+++ Dataset excerpts +++

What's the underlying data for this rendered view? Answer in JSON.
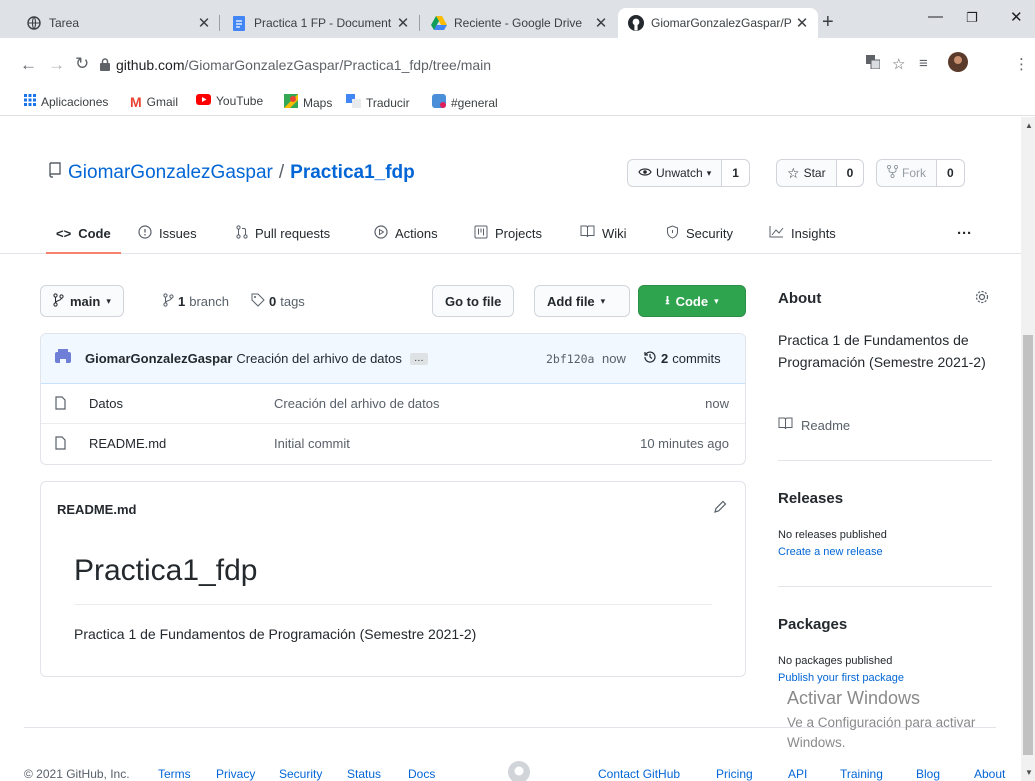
{
  "browser": {
    "tabs": [
      {
        "title": "Tarea",
        "icon": "globe-icon"
      },
      {
        "title": "Practica 1 FP - Document",
        "icon": "docs-icon"
      },
      {
        "title": "Reciente - Google Drive",
        "icon": "drive-icon"
      },
      {
        "title": "GiomarGonzalezGaspar/P",
        "icon": "github-icon",
        "active": true
      }
    ],
    "new_tab": "+",
    "url_host": "github.com",
    "url_path": "/GiomarGonzalezGaspar/Practica1_fdp/tree/main",
    "bookmarks": [
      "Aplicaciones",
      "Gmail",
      "YouTube",
      "Maps",
      "Traducir",
      "#general"
    ]
  },
  "repo": {
    "owner": "GiomarGonzalezGaspar",
    "separator": "/",
    "name": "Practica1_fdp",
    "watch_label": "Unwatch",
    "watch_count": "1",
    "star_label": "Star",
    "star_count": "0",
    "fork_label": "Fork",
    "fork_count": "0"
  },
  "nav": {
    "tabs": [
      "Code",
      "Issues",
      "Pull requests",
      "Actions",
      "Projects",
      "Wiki",
      "Security",
      "Insights"
    ],
    "more": "···"
  },
  "filebar": {
    "branch": "main",
    "branch_count": "1",
    "branch_label": "branch",
    "tag_count": "0",
    "tag_label": "tags",
    "goto_file": "Go to file",
    "add_file": "Add file",
    "code": "Code"
  },
  "commit": {
    "author": "GiomarGonzalezGaspar",
    "message": "Creación del arhivo de datos",
    "ellipsis": "…",
    "sha": "2bf120a",
    "time": "now",
    "count": "2",
    "count_label": "commits"
  },
  "files": [
    {
      "name": "Datos",
      "message": "Creación del arhivo de datos",
      "time": "now",
      "type": "file"
    },
    {
      "name": "README.md",
      "message": "Initial commit",
      "time": "10 minutes ago",
      "type": "file"
    }
  ],
  "readme": {
    "filename": "README.md",
    "heading": "Practica1_fdp",
    "body": "Practica 1 de Fundamentos de Programación (Semestre 2021-2)"
  },
  "sidebar": {
    "about_title": "About",
    "about_desc": "Practica 1 de Fundamentos de Programación (Semestre 2021-2)",
    "readme_link": "Readme",
    "releases_title": "Releases",
    "releases_none": "No releases published",
    "releases_create": "Create a new release",
    "packages_title": "Packages",
    "packages_none": "No packages published",
    "packages_publish": "Publish your first package"
  },
  "footer": {
    "copyright": "© 2021 GitHub, Inc.",
    "links_left": [
      "Terms",
      "Privacy",
      "Security",
      "Status",
      "Docs"
    ],
    "links_right": [
      "Contact GitHub",
      "Pricing",
      "API",
      "Training",
      "Blog",
      "About"
    ]
  },
  "watermark": {
    "title": "Activar Windows",
    "line1": "Ve a Configuración para activar",
    "line2": "Windows."
  },
  "colors": {
    "link": "#0366d6",
    "primary_button": "#2ea44f",
    "nav_underline": "#f9826c",
    "commit_bg": "#f1f8ff"
  }
}
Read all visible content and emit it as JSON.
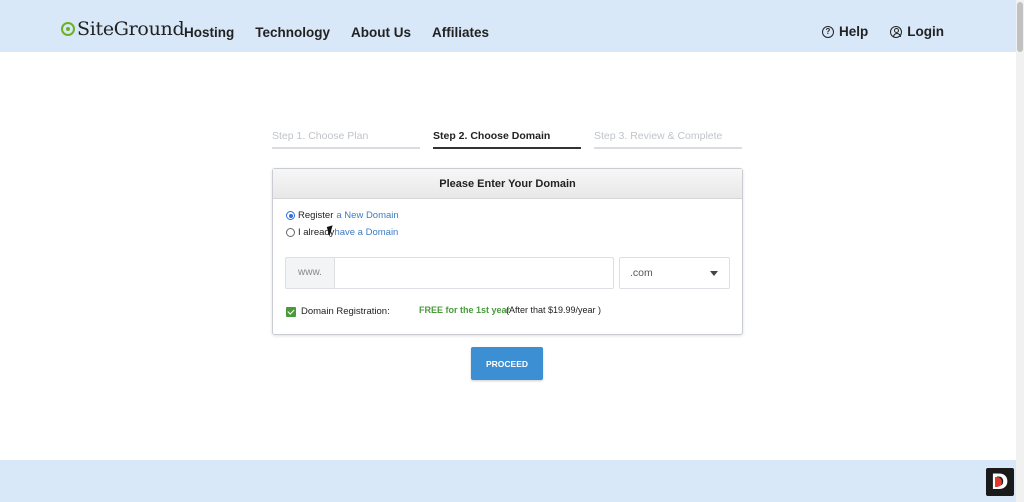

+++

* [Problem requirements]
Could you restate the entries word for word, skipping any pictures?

* [Answer to the problem]
What's the underlying data for this rendered view? Answer in JSON.
{
  "browser": {
    "tabs": [
      {
        "title": "Tarea",
        "icon": "globe-icon"
      },
      {
        "title": "Practica 1 FP - Document",
        "icon": "docs-icon"
      },
      {
        "title": "Reciente - Google Drive",
        "icon": "drive-icon"
      },
      {
        "title": "GiomarGonzalezGaspar/P",
        "icon": "github-icon",
        "active": true
      }
    ],
    "new_tab": "+",
    "url_host": "github.com",
    "url_path": "/GiomarGonzalezGaspar/Practica1_fdp/tree/main",
    "bookmarks": [
      "Aplicaciones",
      "Gmail",
      "YouTube",
      "Maps",
      "Traducir",
      "#general"
    ]
  },
  "repo": {
    "owner": "GiomarGonzalezGaspar",
    "separator": "/",
    "name": "Practica1_fdp",
    "watch_label": "Unwatch",
    "watch_count": "1",
    "star_label": "Star",
    "star_count": "0",
    "fork_label": "Fork",
    "fork_count": "0"
  },
  "nav": {
    "tabs": [
      "Code",
      "Issues",
      "Pull requests",
      "Actions",
      "Projects",
      "Wiki",
      "Security",
      "Insights"
    ],
    "more": "···"
  },
  "filebar": {
    "branch": "main",
    "branch_count": "1",
    "branch_label": "branch",
    "tag_count": "0",
    "tag_label": "tags",
    "goto_file": "Go to file",
    "add_file": "Add file",
    "code": "Code"
  },
  "commit": {
    "author": "GiomarGonzalezGaspar",
    "message": "Creación del arhivo de datos",
    "ellipsis": "…",
    "sha": "2bf120a",
    "time": "now",
    "count": "2",
    "count_label": "commits"
  },
  "files": [
    {
      "name": "Datos",
      "message": "Creación del arhivo de datos",
      "time": "now",
      "type": "file"
    },
    {
      "name": "README.md",
      "message": "Initial commit",
      "time": "10 minutes ago",
      "type": "file"
    }
  ],
  "readme": {
    "filename": "README.md",
    "heading": "Practica1_fdp",
    "body": "Practica 1 de Fundamentos de Programación (Semestre 2021-2)"
  },
  "sidebar": {
    "about_title": "About",
    "about_desc": "Practica 1 de Fundamentos de Programación (Semestre 2021-2)",
    "readme_link": "Readme",
    "releases_title": "Releases",
    "releases_none": "No releases published",
    "releases_create": "Create a new release",
    "packages_title": "Packages",
    "packages_none": "No packages published",
    "packages_publish": "Publish your first package"
  },
  "footer": {
    "copyright": "© 2021 GitHub, Inc.",
    "links_left": [
      "Terms",
      "Privacy",
      "Security",
      "Status",
      "Docs"
    ],
    "links_right": [
      "Contact GitHub",
      "Pricing",
      "API",
      "Training",
      "Blog",
      "About"
    ]
  },
  "watermark": {
    "title": "Activar Windows",
    "line1": "Ve a Configuración para activar",
    "line2": "Windows."
  },
  "colors": {
    "link": "#0366d6",
    "primary_button": "#2ea44f",
    "nav_underline": "#f9826c",
    "commit_bg": "#f1f8ff"
  }
}
Read all visible content and emit it as JSON.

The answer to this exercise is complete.